Nearly 74 percent of voters approve of Japan's new era name, Reiwa, to be used for the next emperor's reign from May, while the support rate for Prime Minister Shinzo Abe's Cabinet has risen 9.5 percentage points to 52.8 percent, a Kyodo News survey showed Tuesday.
In the two-day nationwide emergency opinion poll conducted after the new imperial era name was unveiled Monday, 73.7 percent said they liked the name, which the government interprets as "beautiful harmony," while 15.7 percent did not.
Around 85 percent viewed positively the government's choice of a name from a Japanese classic, rather than a Chinese source, for the first time in the history of "gengo" imperial era names, which date back to the 7th century.
Imperial era names, which originated in China, are used in official documents and certificates including drivers' licenses, though the Gregorian calendar is also widely used.
Reiwa, Japan's 248th gengo, is composed of two Chinese characters -- "rei" meaning "good" or "auspicious" and "wa" meaning "harmony" or "peace. But "rei" is more commonly used to denote "command" and some gengo experts were surprised by the use of the character.
Among the respondents who liked Reiwa, 35.6 percent said it suits the "new age" and 35.5 percent liked how it sounds. Among those who did not like the name, 42.1 percent they did not like the Chinese characters of which it is composed and 38.0 percent said they did not like how it sounds.
Asked whether they would prefer to use the new gengo or the Gregorian calendar on a daily basis and at work, 45.1 percent said they want to use both, 34.0 percent chose the Gregorian calendar and 18.8 percent preferred the gengo era calendar.
Abe, who held a press conference and appeared on TV programs to explain the new era name, saw his Cabinet's support rate rise from 43.3 percent in the previous survey conducted in March.
The disapproval rate stood at 32.4 percent, down from 40.9 percent.

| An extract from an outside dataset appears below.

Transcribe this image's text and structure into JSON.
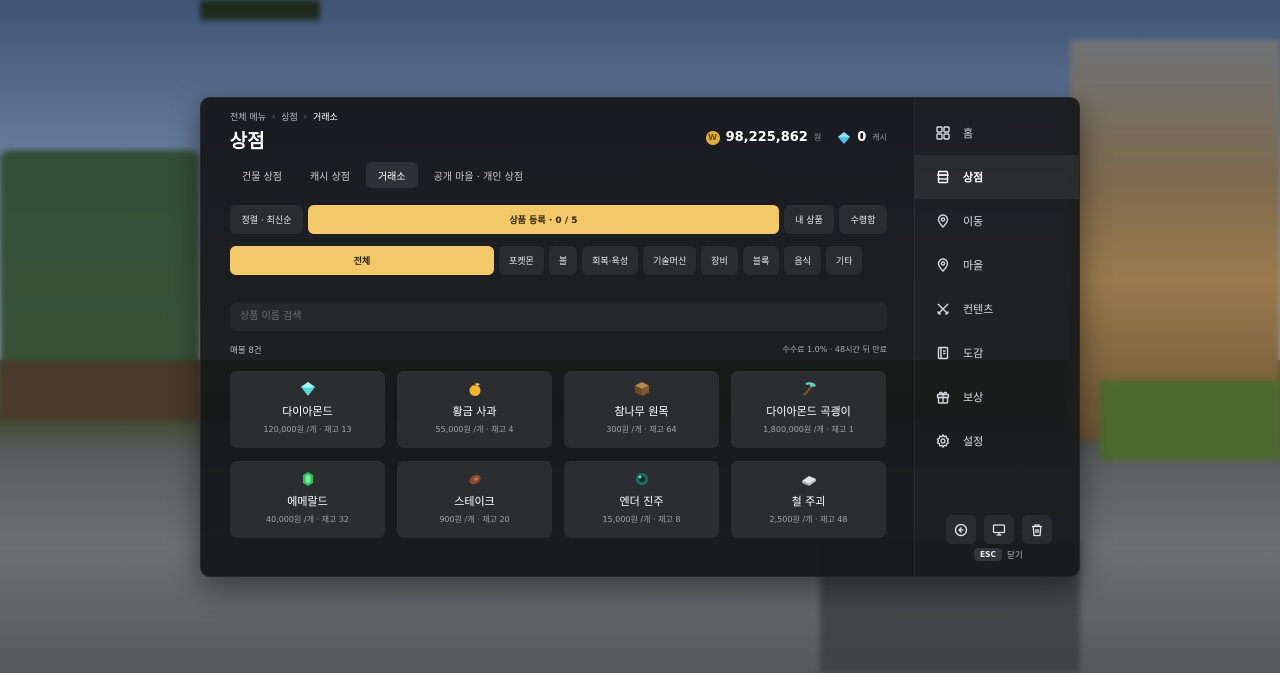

Around 54 percent of those surveyed, meanwhile, said they opposed the Liberal Democratic Party changing its rule to allow Abe to serve another term as party president after his third term expires in September 2021.
The issue emerged last month after some party heavyweights hinted at the possibility, but the prime minister said he will not seek another term.
The survey covered 745 randomly selected households with eligible voters as well as 1,232 mobile phone numbers, obtaining responses from 521 and 519 people, respectively.